(Source records)
☆ ☆ ☆

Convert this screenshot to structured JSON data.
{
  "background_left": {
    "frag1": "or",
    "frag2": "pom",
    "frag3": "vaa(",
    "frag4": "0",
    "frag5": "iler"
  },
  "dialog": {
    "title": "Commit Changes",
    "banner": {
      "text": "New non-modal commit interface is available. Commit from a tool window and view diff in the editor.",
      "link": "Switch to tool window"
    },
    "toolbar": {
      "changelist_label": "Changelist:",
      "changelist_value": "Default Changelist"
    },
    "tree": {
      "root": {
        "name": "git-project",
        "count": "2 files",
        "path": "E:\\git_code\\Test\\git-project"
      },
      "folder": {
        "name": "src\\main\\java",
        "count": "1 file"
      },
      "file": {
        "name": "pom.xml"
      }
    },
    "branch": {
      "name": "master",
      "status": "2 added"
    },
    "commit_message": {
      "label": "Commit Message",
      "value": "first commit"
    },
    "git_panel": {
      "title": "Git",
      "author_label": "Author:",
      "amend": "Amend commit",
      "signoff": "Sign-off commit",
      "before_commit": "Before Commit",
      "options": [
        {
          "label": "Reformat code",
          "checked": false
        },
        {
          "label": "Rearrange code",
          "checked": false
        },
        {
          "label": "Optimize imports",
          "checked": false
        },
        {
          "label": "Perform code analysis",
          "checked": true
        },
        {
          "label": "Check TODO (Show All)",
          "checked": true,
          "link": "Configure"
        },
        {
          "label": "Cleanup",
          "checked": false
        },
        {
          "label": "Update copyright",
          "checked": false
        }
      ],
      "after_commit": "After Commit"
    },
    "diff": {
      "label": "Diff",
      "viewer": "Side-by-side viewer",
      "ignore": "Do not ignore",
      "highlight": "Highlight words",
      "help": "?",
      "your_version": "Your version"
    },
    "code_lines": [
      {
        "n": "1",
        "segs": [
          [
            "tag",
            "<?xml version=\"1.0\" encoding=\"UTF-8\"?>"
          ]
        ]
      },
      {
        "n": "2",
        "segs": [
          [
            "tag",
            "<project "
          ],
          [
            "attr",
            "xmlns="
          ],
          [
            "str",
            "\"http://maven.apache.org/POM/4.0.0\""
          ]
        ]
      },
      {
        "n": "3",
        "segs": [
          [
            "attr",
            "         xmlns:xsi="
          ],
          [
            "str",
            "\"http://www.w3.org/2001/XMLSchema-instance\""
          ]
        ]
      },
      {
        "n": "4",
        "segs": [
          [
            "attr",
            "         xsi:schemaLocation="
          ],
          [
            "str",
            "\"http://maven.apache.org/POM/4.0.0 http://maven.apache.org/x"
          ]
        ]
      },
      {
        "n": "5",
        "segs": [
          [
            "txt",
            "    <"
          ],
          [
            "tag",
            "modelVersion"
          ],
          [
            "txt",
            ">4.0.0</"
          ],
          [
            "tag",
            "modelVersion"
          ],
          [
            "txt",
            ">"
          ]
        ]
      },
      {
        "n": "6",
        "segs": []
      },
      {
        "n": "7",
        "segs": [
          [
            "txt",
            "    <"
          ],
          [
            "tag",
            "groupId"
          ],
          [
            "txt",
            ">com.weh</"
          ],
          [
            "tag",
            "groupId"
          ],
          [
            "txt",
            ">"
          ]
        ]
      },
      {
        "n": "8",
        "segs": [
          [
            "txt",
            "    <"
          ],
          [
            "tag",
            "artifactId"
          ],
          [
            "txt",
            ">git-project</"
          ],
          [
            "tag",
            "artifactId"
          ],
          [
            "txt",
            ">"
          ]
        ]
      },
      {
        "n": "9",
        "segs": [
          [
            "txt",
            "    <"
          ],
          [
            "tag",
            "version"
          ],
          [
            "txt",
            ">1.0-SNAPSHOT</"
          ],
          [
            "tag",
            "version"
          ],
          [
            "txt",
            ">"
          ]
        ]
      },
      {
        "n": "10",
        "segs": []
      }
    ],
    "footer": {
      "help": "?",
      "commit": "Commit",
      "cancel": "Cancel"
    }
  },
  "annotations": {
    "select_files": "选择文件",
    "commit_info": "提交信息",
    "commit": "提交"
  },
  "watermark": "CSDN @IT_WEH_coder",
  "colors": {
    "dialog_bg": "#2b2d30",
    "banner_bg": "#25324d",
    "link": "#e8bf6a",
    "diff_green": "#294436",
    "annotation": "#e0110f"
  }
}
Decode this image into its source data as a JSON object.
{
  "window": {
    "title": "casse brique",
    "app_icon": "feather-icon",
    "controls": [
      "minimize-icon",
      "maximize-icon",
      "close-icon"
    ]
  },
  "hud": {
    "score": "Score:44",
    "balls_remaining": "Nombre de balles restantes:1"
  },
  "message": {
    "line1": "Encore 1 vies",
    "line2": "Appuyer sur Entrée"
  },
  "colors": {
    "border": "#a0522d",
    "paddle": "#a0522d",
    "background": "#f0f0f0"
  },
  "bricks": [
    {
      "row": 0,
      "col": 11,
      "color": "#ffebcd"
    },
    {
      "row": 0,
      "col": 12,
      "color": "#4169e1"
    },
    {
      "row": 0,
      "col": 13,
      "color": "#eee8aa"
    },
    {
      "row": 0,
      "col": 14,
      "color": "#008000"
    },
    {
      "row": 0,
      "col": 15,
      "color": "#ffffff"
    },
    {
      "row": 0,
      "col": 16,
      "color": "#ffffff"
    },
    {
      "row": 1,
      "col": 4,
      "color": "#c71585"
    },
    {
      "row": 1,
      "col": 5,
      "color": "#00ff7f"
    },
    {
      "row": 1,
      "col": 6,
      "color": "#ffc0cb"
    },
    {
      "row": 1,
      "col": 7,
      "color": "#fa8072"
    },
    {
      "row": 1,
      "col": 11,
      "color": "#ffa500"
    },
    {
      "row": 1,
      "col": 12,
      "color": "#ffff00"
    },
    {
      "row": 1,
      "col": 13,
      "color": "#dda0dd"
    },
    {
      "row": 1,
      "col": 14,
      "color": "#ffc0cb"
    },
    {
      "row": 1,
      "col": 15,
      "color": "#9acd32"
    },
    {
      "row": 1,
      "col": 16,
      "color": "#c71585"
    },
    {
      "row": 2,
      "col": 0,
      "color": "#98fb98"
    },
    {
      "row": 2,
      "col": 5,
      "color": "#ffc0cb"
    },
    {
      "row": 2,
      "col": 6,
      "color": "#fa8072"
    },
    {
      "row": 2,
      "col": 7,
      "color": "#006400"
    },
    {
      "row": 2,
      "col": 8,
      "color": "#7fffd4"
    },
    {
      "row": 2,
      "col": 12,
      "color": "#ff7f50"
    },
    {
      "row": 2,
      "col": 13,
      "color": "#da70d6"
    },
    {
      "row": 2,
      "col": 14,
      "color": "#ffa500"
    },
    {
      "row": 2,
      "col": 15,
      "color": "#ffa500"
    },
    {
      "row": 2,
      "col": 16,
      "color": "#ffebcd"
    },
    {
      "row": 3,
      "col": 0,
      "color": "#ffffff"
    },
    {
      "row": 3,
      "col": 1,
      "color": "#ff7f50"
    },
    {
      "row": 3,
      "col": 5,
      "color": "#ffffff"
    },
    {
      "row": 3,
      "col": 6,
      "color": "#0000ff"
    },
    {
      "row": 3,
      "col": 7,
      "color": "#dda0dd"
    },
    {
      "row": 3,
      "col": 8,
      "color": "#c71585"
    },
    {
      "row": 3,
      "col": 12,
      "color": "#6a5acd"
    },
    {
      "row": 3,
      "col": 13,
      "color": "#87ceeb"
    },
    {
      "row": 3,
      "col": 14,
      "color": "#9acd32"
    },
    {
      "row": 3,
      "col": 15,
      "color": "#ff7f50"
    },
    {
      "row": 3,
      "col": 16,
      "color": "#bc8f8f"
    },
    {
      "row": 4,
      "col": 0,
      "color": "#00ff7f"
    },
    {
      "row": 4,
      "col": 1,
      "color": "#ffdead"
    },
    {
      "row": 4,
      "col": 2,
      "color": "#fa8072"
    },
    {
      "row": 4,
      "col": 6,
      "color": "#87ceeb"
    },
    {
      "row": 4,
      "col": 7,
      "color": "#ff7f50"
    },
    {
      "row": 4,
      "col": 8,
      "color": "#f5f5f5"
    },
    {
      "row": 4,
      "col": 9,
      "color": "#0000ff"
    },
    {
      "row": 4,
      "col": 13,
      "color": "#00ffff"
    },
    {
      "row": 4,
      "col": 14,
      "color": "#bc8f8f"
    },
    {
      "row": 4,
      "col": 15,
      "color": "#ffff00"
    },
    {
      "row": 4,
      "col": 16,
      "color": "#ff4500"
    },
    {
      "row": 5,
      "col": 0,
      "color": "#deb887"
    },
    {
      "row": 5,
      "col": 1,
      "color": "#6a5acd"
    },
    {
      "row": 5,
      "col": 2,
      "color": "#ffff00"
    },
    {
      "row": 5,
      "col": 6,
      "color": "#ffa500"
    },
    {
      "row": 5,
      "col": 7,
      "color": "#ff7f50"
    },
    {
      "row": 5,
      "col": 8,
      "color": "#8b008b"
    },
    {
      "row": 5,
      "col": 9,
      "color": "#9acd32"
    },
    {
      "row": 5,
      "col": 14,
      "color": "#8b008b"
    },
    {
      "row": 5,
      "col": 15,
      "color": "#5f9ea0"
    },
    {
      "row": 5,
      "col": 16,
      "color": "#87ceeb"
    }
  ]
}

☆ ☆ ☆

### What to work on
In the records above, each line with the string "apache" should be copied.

### Answer space
            "\"http://maven.apache.org/POM/4.0.0\""
            "\"http://maven.apache.org/POM/4.0.0 http://maven.apache.org/x"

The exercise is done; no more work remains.